As I wrote earlier, it was impossible this morning to find a place to worship, but this was not the case for all our fellow campers. The campsite was full of followers of other gods: Holden and Ford. Their worship was up the road at Symmons Plains where the V8s meet. Their incense would be the smell of petrol and burnt rubber. The followers, dressed up in their finery of jackets and caps heralding their faith, and with flags flying, left the camp ground with evangelical zeal and sallied north.
We on the other hand went south and discovered two amazing treasures. In Colebrook, formerly Jerusalem, the RC church was designed by Sir Augustus Pugin. It is a simple gothic building of sandstone, oak and pine.

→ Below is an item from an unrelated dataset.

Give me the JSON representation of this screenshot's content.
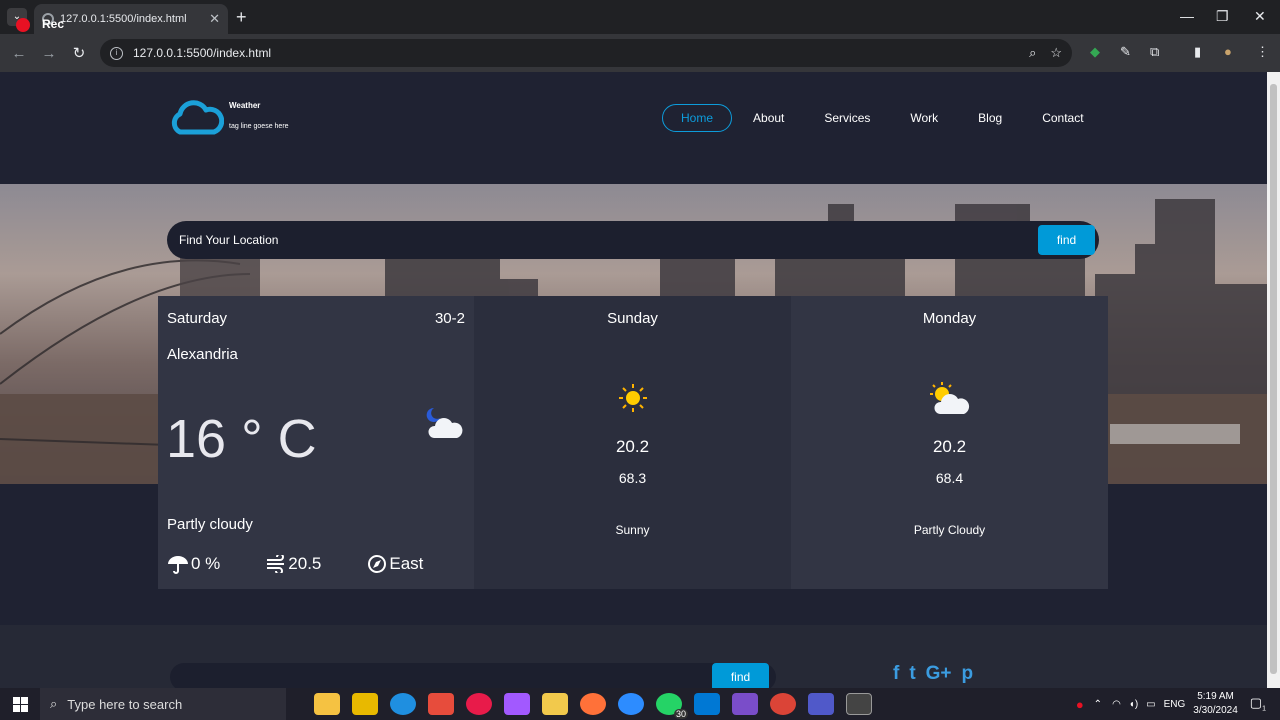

Pugin who designed many of Britain’s important buildings in the C19th in the neo gothic style had time to design a number of churches in NSW and Tasmania. It seems that the Bishop in the new colonies was a mate of his.
In another, even smaller town, Buckland, the Anglican Church has a beautiful stained glass window that reputedly comes from Battle Abbey near Hastings in the UK. The provenance is quite strong.
These are just two examples of numerous treasures in small Tasmanian towns. I have mentioned the Ross bridge, but there are also amazing convict built bridges in Campbell Town and Richmond. There are Georgian sandstone houses, small settler dwellings and buildings such as barracks and government offices converted to other uses. Towns such as Oatlands, Ross and Richmond have main streets that hearken back to the colonial era.
For anyone who likes history and scenery it is hard to bypass Tasmania.
The RC church in Colebrook (top)
The stained glass window in the John the Baptist Anglican Church, Buckland